 Our results provide direct constraints on the mechanical properties of the salt décollement. As a rheological test of our arguments, we estimate the viscosity of the Messinian evaporite using the equation for the viscous behavior of rock salt ηsalt = τ/ε, where τ is the shear stress on the salt décollement, and ε is the strain rate [Turcotte and Schubert, 2002]. In the case of the Crotone basin, the overburden density and thickness are 2500 kg/m3 and 1000 m, respectively, and the basal décollement slope angle is 2.5°. The GPS-measured velocity is ~5 mm/yr, and the viscous salt layer thickness is at least 500 m. Using these data to calculate ε over the décollement, we obtain that ηsalt is ~1018 Pa s, which is within the known range of ηsalt in nature (1016–1020 Pa s) [e.g., Chemia et al., 2009; Mukherjee et al., 2010].
 In conclusion, (1) an unknown actively gliding salt-detached megaslide is discovered in Calabria and Ionian Sea, Italy; (2) for the first time ever, the gliding velocity of a salt-detached large-scale structure (or a portion of it) is measured using GPS; and (3) for the first time ever, the viscosity of a large-scale salt décollement layer is derived from GPS-measured velocities and well matches the known range of salt viscosity in nature.
 We warmly thank C. Jackson, M. Rowan, L. Seeber, and B. Vendeville for their constructive reviews.
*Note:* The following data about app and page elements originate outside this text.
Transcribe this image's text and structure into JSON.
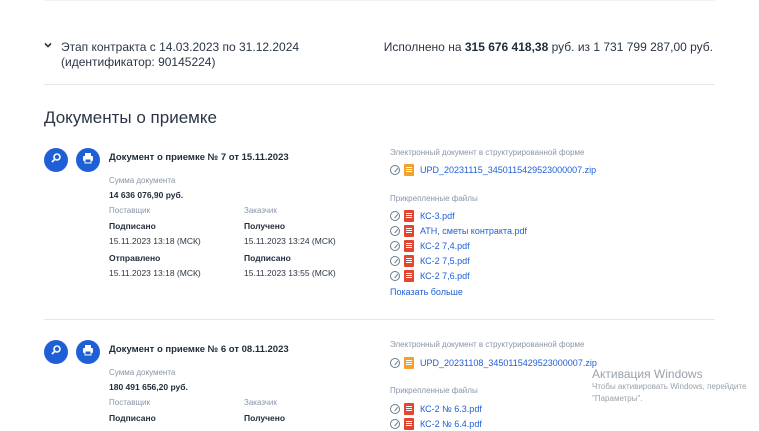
{
  "stage": {
    "line1": "Этап контракта с 14.03.2023 по 31.12.2024",
    "line2": "(идентификатор: 90145224)",
    "done_prefix": "Исполнено на",
    "done_amount": "315 676 418,38",
    "done_suffix": "руб. из 1 731 799 287,00 руб."
  },
  "section_title": "Документы о приемке",
  "documents": [
    {
      "title": "Документ о приемке № 7 от 15.11.2023",
      "sum_label": "Сумма документа",
      "sum_value": "14 636 076,90 руб.",
      "supplier_label": "Поставщик",
      "customer_label": "Заказчик",
      "supplier_status1": "Подписано",
      "supplier_date1": "15.11.2023 13:18 (МСК)",
      "supplier_status2": "Отправлено",
      "supplier_date2": "15.11.2023 13:18 (МСК)",
      "customer_status1": "Получено",
      "customer_date1": "15.11.2023 13:24 (МСК)",
      "customer_status2": "Подписано",
      "customer_date2": "15.11.2023 13:55 (МСК)",
      "edoc_label": "Электронный документ в структурированной форме",
      "edoc_file": "UPD_20231115_3450115429523000007.zip",
      "attach_label": "Прикрепленные файлы",
      "files": [
        "КС-3.pdf",
        "АТН, сметы контракта.pdf",
        "КС-2 7,4.pdf",
        "КС-2 7,5.pdf",
        "КС-2 7,6.pdf"
      ],
      "more_label": "Показать больше"
    },
    {
      "title": "Документ о приемке № 6 от 08.11.2023",
      "sum_label": "Сумма документа",
      "sum_value": "180 491 656,20 руб.",
      "supplier_label": "Поставщик",
      "customer_label": "Заказчик",
      "supplier_status1": "Подписано",
      "customer_status1": "Получено",
      "edoc_label": "Электронный документ в структурированной форме",
      "edoc_file": "UPD_20231108_3450115429523000007.zip",
      "attach_label": "Прикрепленные файлы",
      "files": [
        "КС-2 № 6.3.pdf",
        "КС-2 № 6.4.pdf"
      ]
    }
  ],
  "watermark": {
    "title": "Активация Windows",
    "line1": "Чтобы активировать Windows, перейдите",
    "line2": "\"Параметры\"."
  },
  "colors": {
    "accent": "#1f5fd6",
    "pdf": "#e2462f",
    "zip": "#f2a12a"
  }
}
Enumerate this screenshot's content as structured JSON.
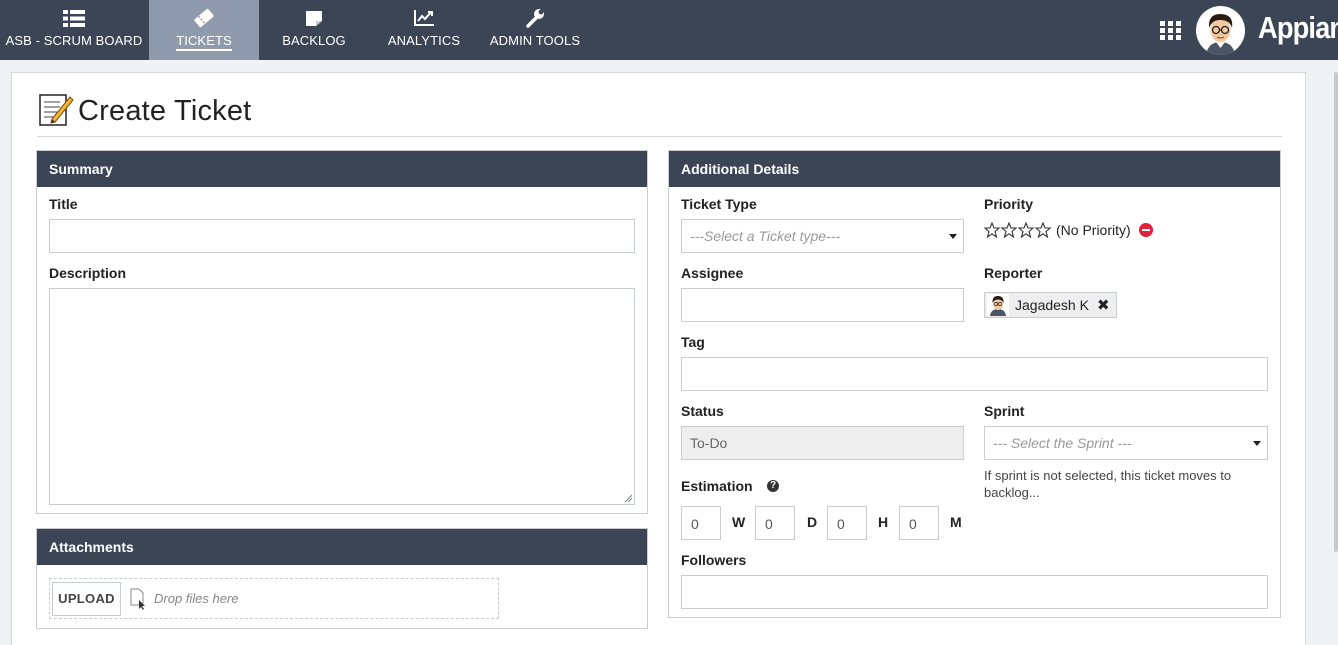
{
  "nav": {
    "tabs": [
      {
        "label": "ASB - SCRUM BOARD",
        "icon": "list-icon"
      },
      {
        "label": "TICKETS",
        "icon": "ticket-icon",
        "active": true
      },
      {
        "label": "BACKLOG",
        "icon": "note-icon"
      },
      {
        "label": "ANALYTICS",
        "icon": "chart-line-icon"
      },
      {
        "label": "ADMIN TOOLS",
        "icon": "wrench-icon"
      }
    ],
    "brand": "Appian",
    "colors": {
      "bar": "#3b4556",
      "active_tab": "#8f9bad"
    }
  },
  "page": {
    "title": "Create Ticket"
  },
  "summary": {
    "header": "Summary",
    "title_label": "Title",
    "title_value": "",
    "description_label": "Description",
    "description_value": ""
  },
  "attachments": {
    "header": "Attachments",
    "upload_label": "UPLOAD",
    "drop_text": "Drop files here"
  },
  "details": {
    "header": "Additional Details",
    "ticket_type_label": "Ticket Type",
    "ticket_type_placeholder": "---Select a Ticket type---",
    "priority_label": "Priority",
    "priority_text": "(No Priority)",
    "priority_stars": 0,
    "assignee_label": "Assignee",
    "reporter_label": "Reporter",
    "reporter_name": "Jagadesh K",
    "tag_label": "Tag",
    "status_label": "Status",
    "status_value": "To-Do",
    "sprint_label": "Sprint",
    "sprint_placeholder": "--- Select the Sprint ---",
    "sprint_hint": "If sprint is not selected, this ticket moves to backlog...",
    "estimation_label": "Estimation",
    "estimation": [
      {
        "value": "0",
        "unit": "W"
      },
      {
        "value": "0",
        "unit": "D"
      },
      {
        "value": "0",
        "unit": "H"
      },
      {
        "value": "0",
        "unit": "M"
      }
    ],
    "followers_label": "Followers"
  }
}
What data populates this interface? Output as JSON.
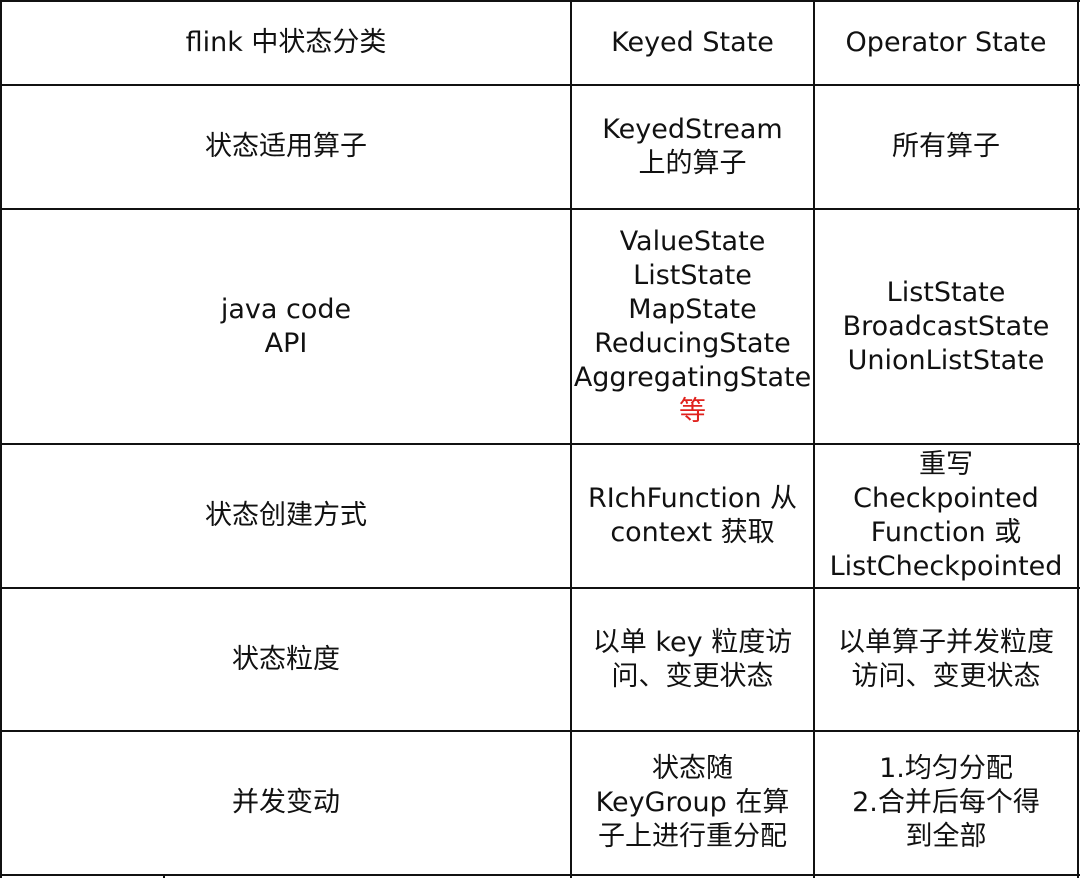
{
  "table": {
    "header": {
      "col1": "flink 中状态分类",
      "col2": "Keyed State",
      "col3": "Operator State"
    },
    "rows": [
      {
        "label": [
          "状态适用算子"
        ],
        "keyed": [
          "KeyedStream",
          "上的算子"
        ],
        "operator": [
          "所有算子"
        ]
      },
      {
        "label": [
          "java code",
          "API"
        ],
        "keyed": [
          "ValueState",
          "ListState",
          "MapState",
          "ReducingState",
          "AggregatingState",
          "等"
        ],
        "operator": [
          "ListState",
          "BroadcastState",
          "UnionListState"
        ]
      },
      {
        "label": [
          "状态创建方式"
        ],
        "keyed": [
          "RIchFunction 从",
          "context 获取"
        ],
        "operator": [
          "重写",
          "Checkpointed",
          "Function 或",
          "ListCheckpointed"
        ]
      },
      {
        "label": [
          "状态粒度"
        ],
        "keyed": [
          "以单 key 粒度访",
          "问、变更状态"
        ],
        "operator": [
          "以单算子并发粒度",
          "访问、变更状态"
        ]
      },
      {
        "label": [
          "并发变动"
        ],
        "keyed": [
          "状态随",
          "KeyGroup 在算",
          "子上进行重分配"
        ],
        "operator": [
          "1.均匀分配",
          "2.合并后每个得",
          "到全部"
        ]
      }
    ],
    "colors": {
      "border": "#111111",
      "text": "#111111",
      "highlight": "#e0221e"
    }
  }
}
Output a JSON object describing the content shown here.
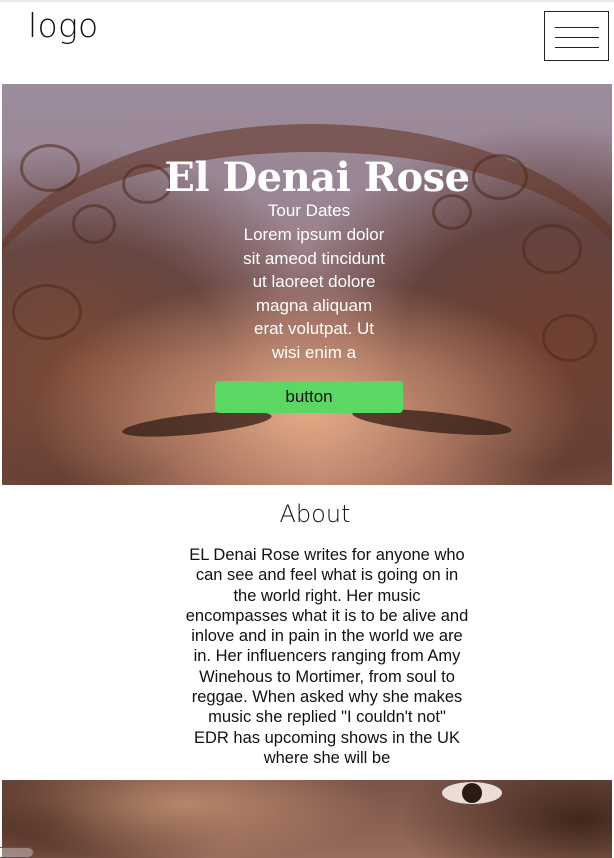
{
  "header": {
    "logo": "logo",
    "menu_icon": "hamburger-menu-icon"
  },
  "hero": {
    "title": "El Denai Rose",
    "subtitle": "Tour Dates",
    "text_lines": [
      "Lorem ipsum dolor",
      "sit amеod tincidunt",
      "ut laoreet dolore",
      "magna aliquam",
      "erat volutpat. Ut",
      "wisi enim a"
    ],
    "button_label": "button",
    "button_color": "#5ad863"
  },
  "about": {
    "title": "About",
    "text_lines": [
      "EL Denai Rose writes for anyone who",
      "can see and feel what is going on in",
      "the world right. Her music",
      "encompasses what it is to be alive and",
      "inlove and in pain in the world we are",
      "in. Her influencers ranging from Amy",
      "Winehous to Mortimer, from soul to",
      "reggae. When asked why she makes",
      "music she replied \"I couldn't not\"",
      "EDR has upcoming shows in the UK",
      "where she will be"
    ]
  }
}
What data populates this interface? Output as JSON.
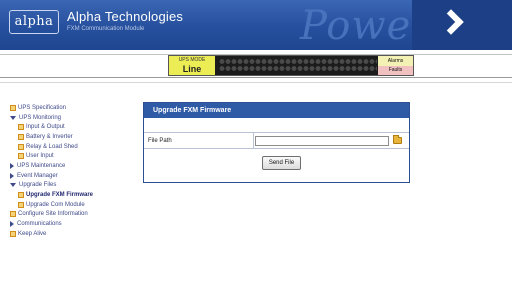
{
  "header": {
    "logo_text": "alpha",
    "company": "Alpha Technologies",
    "module": "FXM Communication Module",
    "power_word": "Power"
  },
  "status_bar": {
    "ups_mode_label": "UPS MODE",
    "ups_mode_value": "Line",
    "alarms_label": "Alarms",
    "faults_label": "Faults"
  },
  "sidebar": {
    "items": [
      {
        "label": "UPS Specification",
        "icon": "document-icon",
        "level": 0
      },
      {
        "label": "UPS Monitoring",
        "icon": "expanded-arrow-icon",
        "level": 0
      },
      {
        "label": "Input & Output",
        "icon": "document-icon",
        "level": 1
      },
      {
        "label": "Battery & Inverter",
        "icon": "document-icon",
        "level": 1
      },
      {
        "label": "Relay & Load Shed",
        "icon": "document-icon",
        "level": 1
      },
      {
        "label": "User Input",
        "icon": "document-icon",
        "level": 1
      },
      {
        "label": "UPS Maintenance",
        "icon": "collapsed-arrow-icon",
        "level": 0
      },
      {
        "label": "Event Manager",
        "icon": "collapsed-arrow-icon",
        "level": 0
      },
      {
        "label": "Upgrade Files",
        "icon": "expanded-arrow-icon",
        "level": 0
      },
      {
        "label": "Upgrade FXM Firmware",
        "icon": "document-icon",
        "level": 1,
        "active": true
      },
      {
        "label": "Upgrade Com Module",
        "icon": "document-icon",
        "level": 1
      },
      {
        "label": "Configure Site Information",
        "icon": "document-icon",
        "level": 0
      },
      {
        "label": "Communications",
        "icon": "collapsed-arrow-icon",
        "level": 0
      },
      {
        "label": "Keep Alive",
        "icon": "document-icon",
        "level": 0
      }
    ]
  },
  "panel": {
    "title": "Upgrade FXM Firmware",
    "file_path_label": "File Path",
    "file_path_value": "",
    "send_button": "Send File"
  },
  "colors": {
    "header_blue": "#26509e",
    "nav_text": "#3f4a8a",
    "panel_title_bg": "#2f5aa6",
    "ups_mode_bg": "#ecec55",
    "alarms_bg": "#f4f1b4",
    "faults_bg": "#f1c0c0"
  }
}
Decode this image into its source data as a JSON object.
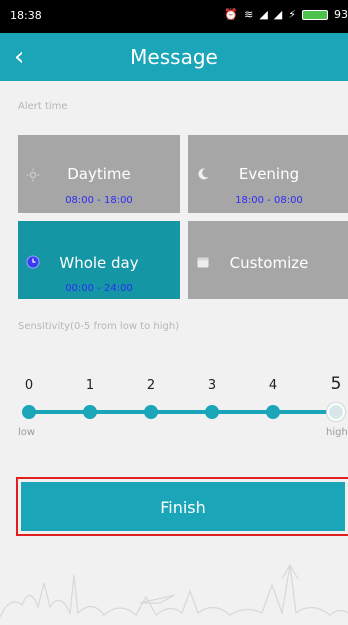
{
  "status_bar": {
    "time": "18:38",
    "battery": "93"
  },
  "header": {
    "title": "Message",
    "back_icon": "chevron-left-icon"
  },
  "alert_time": {
    "label": "Alert time",
    "options": [
      {
        "name": "Daytime",
        "range": "08:00 - 18:00",
        "icon": "sun-icon",
        "selected": false
      },
      {
        "name": "Evening",
        "range": "18:00 - 08:00",
        "icon": "moon-icon",
        "selected": false
      },
      {
        "name": "Whole day",
        "range": "00:00 - 24:00",
        "icon": "clock-icon",
        "selected": true
      },
      {
        "name": "Customize",
        "range": "",
        "icon": "calendar-icon",
        "selected": false
      }
    ]
  },
  "sensitivity": {
    "label": "Sensitivity(0-5 from low to high)",
    "levels": [
      "0",
      "1",
      "2",
      "3",
      "4",
      "5"
    ],
    "selected_level": 5,
    "low_label": "low",
    "high_label": "high"
  },
  "finish_label": "Finish",
  "colors": {
    "accent": "#1aa5b8",
    "tile_inactive": "#a6a6a6",
    "highlight_border": "#e02020"
  }
}
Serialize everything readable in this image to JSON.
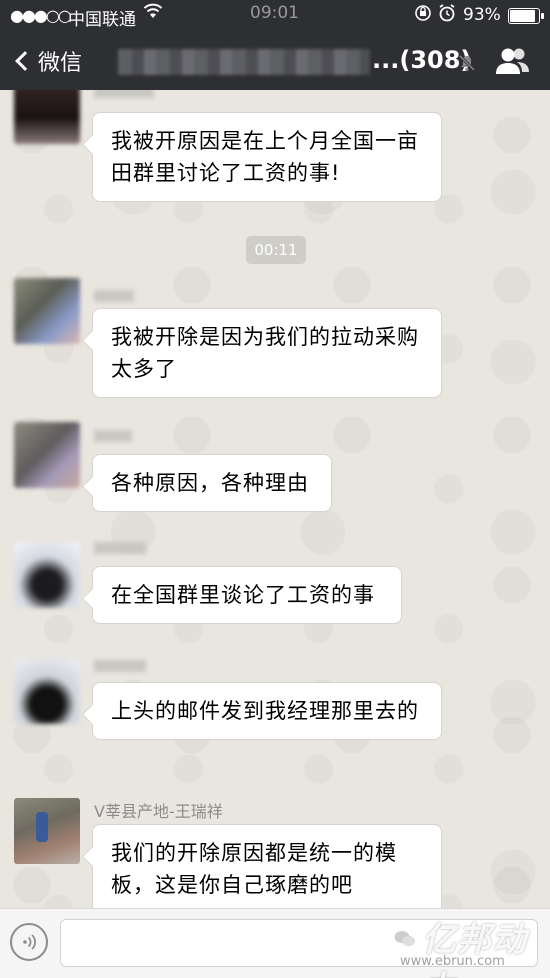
{
  "status_bar": {
    "signal_dots": "●●●○○",
    "carrier": "中国联通",
    "time": "09:01",
    "battery_percent": "93%",
    "battery_level": 0.93
  },
  "nav": {
    "back_label": "微信",
    "title_suffix": "...(308)"
  },
  "chat": {
    "timestamp": "00:11",
    "messages": [
      {
        "sender": "",
        "text": "我被开原因是在上个月全国一亩田群里讨论了工资的事!"
      },
      {
        "sender": "",
        "text": "我被开除是因为我们的拉动采购太多了"
      },
      {
        "sender": "",
        "text": "各种原因，各种理由"
      },
      {
        "sender": "",
        "text": "在全国群里谈论了工资的事"
      },
      {
        "sender": "",
        "text": "上头的邮件发到我经理那里去的"
      },
      {
        "sender": "V莘县产地-王瑞祥",
        "text": "我们的开除原因都是统一的模板，这是你自己琢磨的吧"
      }
    ]
  },
  "watermark": {
    "brand": "亿邦动力",
    "url": "www.ebrun.com"
  }
}
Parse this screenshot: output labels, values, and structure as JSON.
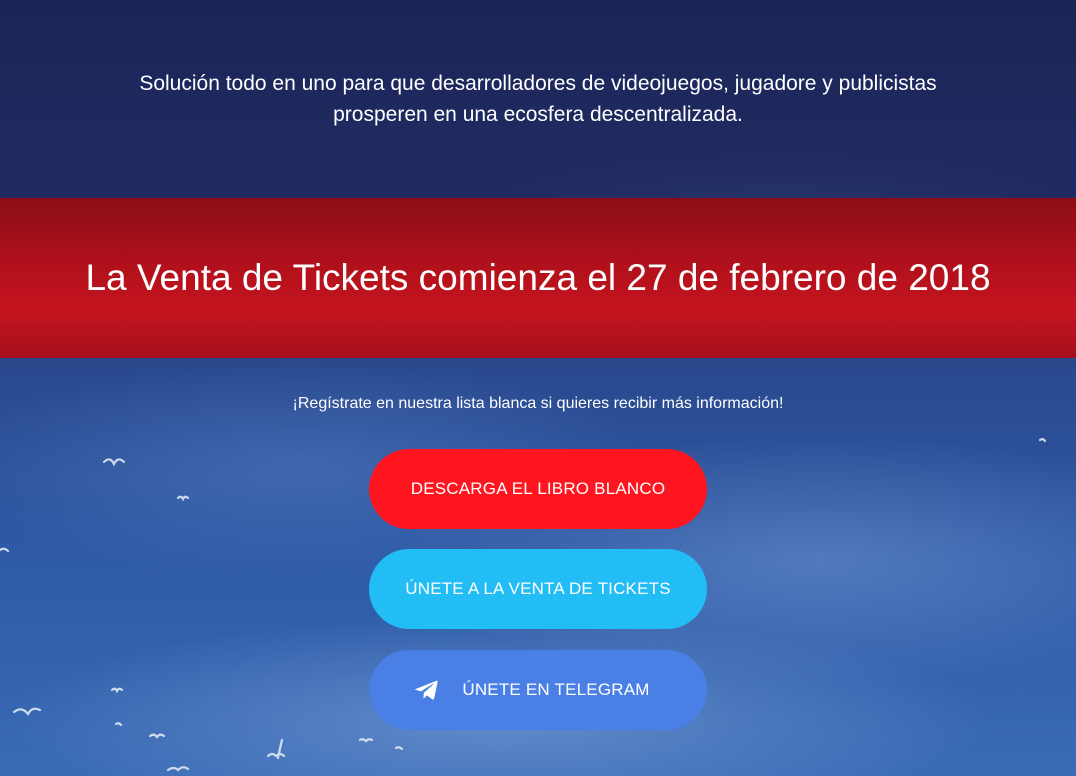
{
  "hero": {
    "tagline_line1": "Solución todo en uno para que desarrolladores de videojuegos, jugadore y publicistas",
    "tagline_line2": "prosperen en una ecosfera descentralizada."
  },
  "announcement": {
    "headline": "La Venta de Tickets comienza el 27 de febrero de 2018"
  },
  "signup": {
    "whitelist_text": "¡Regístrate en nuestra lista blanca si quieres recibir más información!"
  },
  "buttons": {
    "whitepaper_label": "DESCARGA EL LIBRO BLANCO",
    "tokensale_label": "ÚNETE A LA VENTA DE TICKETS",
    "telegram_label": "ÚNETE EN TELEGRAM"
  },
  "icons": {
    "telegram": "telegram-icon",
    "birds": "seagull-decoration"
  },
  "colors": {
    "top_band": "#1b2456",
    "red_band": "#b3111c",
    "whitepaper_button": "#ff1520",
    "tokensale_button": "#22bdf5",
    "telegram_button": "#4a80e6"
  }
}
 The Editor thanks Leonardo Seeber and Bruno Vendeville for their assistance in evaluating this paper.